**Extracted information**.

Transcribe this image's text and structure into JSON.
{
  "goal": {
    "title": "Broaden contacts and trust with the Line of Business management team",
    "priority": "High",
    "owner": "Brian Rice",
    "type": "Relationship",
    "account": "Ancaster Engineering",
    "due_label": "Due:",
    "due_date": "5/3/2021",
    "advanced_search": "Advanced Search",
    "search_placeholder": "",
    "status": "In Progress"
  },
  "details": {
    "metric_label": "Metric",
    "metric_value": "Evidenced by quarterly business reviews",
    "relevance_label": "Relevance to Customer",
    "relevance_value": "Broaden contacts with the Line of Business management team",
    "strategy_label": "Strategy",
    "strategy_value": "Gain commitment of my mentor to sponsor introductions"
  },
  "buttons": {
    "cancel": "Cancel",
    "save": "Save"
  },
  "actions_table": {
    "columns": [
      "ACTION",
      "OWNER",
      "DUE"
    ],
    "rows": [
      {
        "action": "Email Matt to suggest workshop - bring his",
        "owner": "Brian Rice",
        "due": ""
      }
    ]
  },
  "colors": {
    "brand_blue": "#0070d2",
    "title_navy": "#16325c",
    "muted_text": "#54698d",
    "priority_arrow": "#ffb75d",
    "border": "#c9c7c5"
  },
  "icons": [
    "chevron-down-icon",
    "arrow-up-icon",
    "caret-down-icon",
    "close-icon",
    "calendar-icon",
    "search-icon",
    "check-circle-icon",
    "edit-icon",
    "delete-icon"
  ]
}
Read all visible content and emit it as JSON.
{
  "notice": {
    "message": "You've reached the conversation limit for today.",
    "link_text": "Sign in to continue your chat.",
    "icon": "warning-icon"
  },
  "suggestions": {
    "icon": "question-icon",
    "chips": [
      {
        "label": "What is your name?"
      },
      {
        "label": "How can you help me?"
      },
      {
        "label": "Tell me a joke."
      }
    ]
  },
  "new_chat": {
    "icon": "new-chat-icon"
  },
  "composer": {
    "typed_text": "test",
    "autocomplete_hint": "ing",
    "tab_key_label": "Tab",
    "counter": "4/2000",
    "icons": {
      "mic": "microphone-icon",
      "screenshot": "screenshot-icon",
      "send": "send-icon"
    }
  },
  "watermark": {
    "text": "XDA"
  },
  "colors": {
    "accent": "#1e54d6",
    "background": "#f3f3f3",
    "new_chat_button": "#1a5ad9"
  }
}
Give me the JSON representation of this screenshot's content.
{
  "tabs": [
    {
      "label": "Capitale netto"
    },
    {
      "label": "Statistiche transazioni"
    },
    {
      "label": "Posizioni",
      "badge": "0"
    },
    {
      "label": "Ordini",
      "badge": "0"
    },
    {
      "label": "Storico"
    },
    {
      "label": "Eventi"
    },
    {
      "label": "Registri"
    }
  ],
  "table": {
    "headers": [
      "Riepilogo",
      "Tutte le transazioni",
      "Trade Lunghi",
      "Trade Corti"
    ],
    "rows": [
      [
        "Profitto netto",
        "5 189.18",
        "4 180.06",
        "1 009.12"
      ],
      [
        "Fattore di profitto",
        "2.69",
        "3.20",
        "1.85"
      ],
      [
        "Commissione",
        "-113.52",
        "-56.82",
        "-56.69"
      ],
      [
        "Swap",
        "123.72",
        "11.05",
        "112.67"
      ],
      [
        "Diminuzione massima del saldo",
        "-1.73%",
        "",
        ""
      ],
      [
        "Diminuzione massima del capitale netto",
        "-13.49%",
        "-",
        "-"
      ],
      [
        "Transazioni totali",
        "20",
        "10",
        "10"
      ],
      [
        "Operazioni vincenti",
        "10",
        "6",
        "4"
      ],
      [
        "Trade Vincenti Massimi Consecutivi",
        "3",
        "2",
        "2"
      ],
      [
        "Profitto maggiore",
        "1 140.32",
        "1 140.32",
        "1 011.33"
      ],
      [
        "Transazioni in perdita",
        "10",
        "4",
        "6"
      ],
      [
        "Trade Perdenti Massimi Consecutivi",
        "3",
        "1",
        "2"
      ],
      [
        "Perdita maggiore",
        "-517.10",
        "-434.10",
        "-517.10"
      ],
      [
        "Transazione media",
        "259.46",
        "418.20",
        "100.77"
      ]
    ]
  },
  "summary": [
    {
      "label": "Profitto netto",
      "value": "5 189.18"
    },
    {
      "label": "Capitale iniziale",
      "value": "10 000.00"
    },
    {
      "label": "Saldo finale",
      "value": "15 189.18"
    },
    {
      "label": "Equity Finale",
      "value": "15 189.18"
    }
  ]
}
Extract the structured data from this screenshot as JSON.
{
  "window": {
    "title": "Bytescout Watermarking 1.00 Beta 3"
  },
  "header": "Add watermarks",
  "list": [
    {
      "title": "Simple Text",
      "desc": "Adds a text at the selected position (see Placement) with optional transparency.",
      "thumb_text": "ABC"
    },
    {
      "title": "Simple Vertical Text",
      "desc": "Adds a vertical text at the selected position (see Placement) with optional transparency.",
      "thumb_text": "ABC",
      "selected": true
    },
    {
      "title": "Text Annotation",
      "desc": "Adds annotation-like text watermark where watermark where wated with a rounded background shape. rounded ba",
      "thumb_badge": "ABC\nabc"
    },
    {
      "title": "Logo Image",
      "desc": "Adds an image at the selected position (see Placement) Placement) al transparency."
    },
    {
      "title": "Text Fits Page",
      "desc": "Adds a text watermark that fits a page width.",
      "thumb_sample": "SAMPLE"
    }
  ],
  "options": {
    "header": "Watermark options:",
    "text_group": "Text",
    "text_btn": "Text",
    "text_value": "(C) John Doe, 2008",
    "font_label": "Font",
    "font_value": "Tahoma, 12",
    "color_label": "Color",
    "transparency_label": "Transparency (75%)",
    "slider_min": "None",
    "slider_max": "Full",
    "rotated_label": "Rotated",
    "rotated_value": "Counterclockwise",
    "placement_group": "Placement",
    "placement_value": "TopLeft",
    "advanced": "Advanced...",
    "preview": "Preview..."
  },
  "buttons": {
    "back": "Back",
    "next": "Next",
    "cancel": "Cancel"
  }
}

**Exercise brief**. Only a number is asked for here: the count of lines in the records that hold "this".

**Written answer**. 3